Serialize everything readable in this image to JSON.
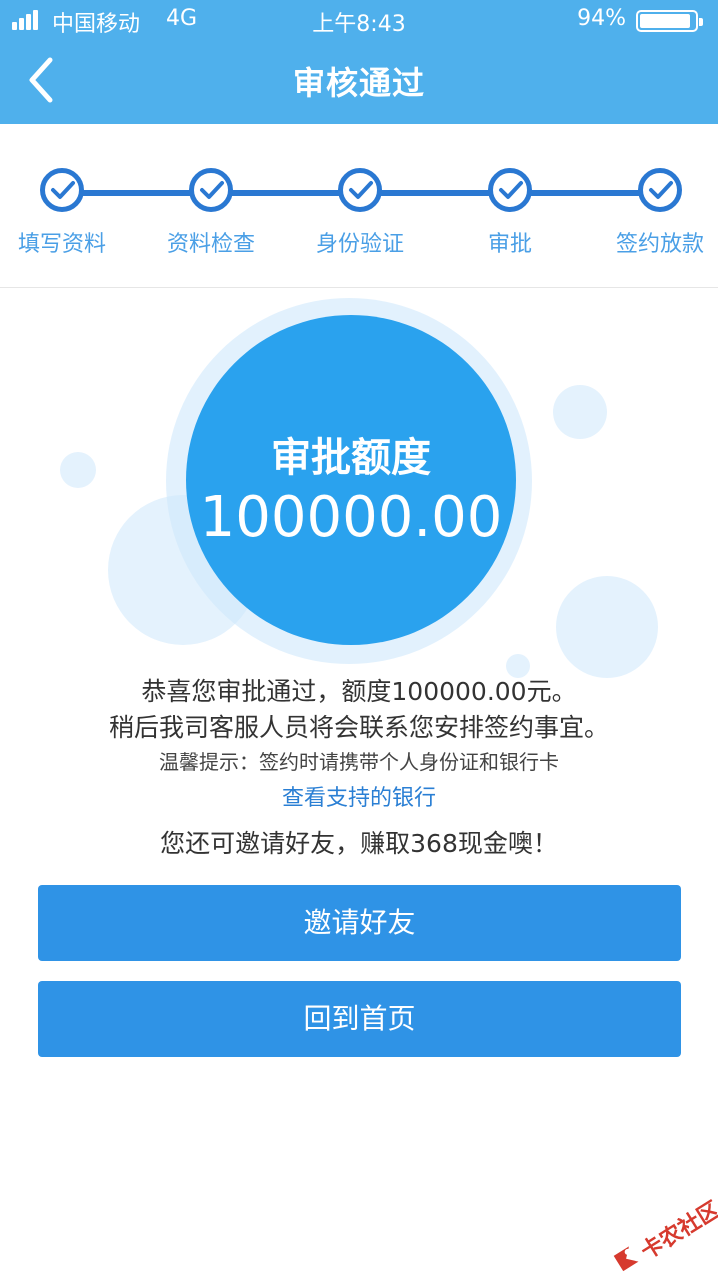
{
  "status_bar": {
    "carrier": "中国移动",
    "network": "4G",
    "time": "上午8:43",
    "battery": "94%",
    "battery_level": 0.94
  },
  "nav": {
    "title": "审核通过",
    "back_icon": "chevron-left-icon"
  },
  "steps": [
    {
      "label": "填写资料",
      "done": true
    },
    {
      "label": "资料检查",
      "done": true
    },
    {
      "label": "身份验证",
      "done": true
    },
    {
      "label": "审批",
      "done": true
    },
    {
      "label": "签约放款",
      "done": true
    }
  ],
  "approval": {
    "title": "审批额度",
    "amount": "100000.00"
  },
  "messages": {
    "congrats": "恭喜您审批通过，额度100000.00元。",
    "contact": "稍后我司客服人员将会联系您安排签约事宜。",
    "tip": "温馨提示：签约时请携带个人身份证和银行卡",
    "banks_link": "查看支持的银行",
    "invite_text": "您还可邀请好友，赚取368现金噢！"
  },
  "buttons": {
    "invite": "邀请好友",
    "home": "回到首页"
  },
  "watermark": {
    "text": "卡农社区"
  },
  "colors": {
    "header": "#4fb0ec",
    "accent": "#2a78d2",
    "circle": "#2aa2ee",
    "button": "#2f93e6",
    "link": "#2a7fd4"
  }
}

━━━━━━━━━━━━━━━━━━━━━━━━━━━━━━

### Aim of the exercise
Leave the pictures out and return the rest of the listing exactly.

### Answer space
Serialize everything readable in this image to JSON.
{
  "status_bar": {
    "carrier": "中国移动",
    "network": "4G",
    "time": "上午8:43",
    "battery": "94%",
    "battery_level": 0.94
  },
  "nav": {
    "title": "审核通过",
    "back_icon": "chevron-left-icon"
  },
  "steps": [
    {
      "label": "填写资料",
      "done": true
    },
    {
      "label": "资料检查",
      "done": true
    },
    {
      "label": "身份验证",
      "done": true
    },
    {
      "label": "审批",
      "done": true
    },
    {
      "label": "签约放款",
      "done": true
    }
  ],
  "approval": {
    "title": "审批额度",
    "amount": "100000.00"
  },
  "messages": {
    "congrats": "恭喜您审批通过，额度100000.00元。",
    "contact": "稍后我司客服人员将会联系您安排签约事宜。",
    "tip": "温馨提示：签约时请携带个人身份证和银行卡",
    "banks_link": "查看支持的银行",
    "invite_text": "您还可邀请好友，赚取368现金噢！"
  },
  "buttons": {
    "invite": "邀请好友",
    "home": "回到首页"
  },
  "watermark": {
    "text": "卡农社区"
  },
  "colors": {
    "header": "#4fb0ec",
    "accent": "#2a78d2",
    "circle": "#2aa2ee",
    "button": "#2f93e6",
    "link": "#2a7fd4"
  }
}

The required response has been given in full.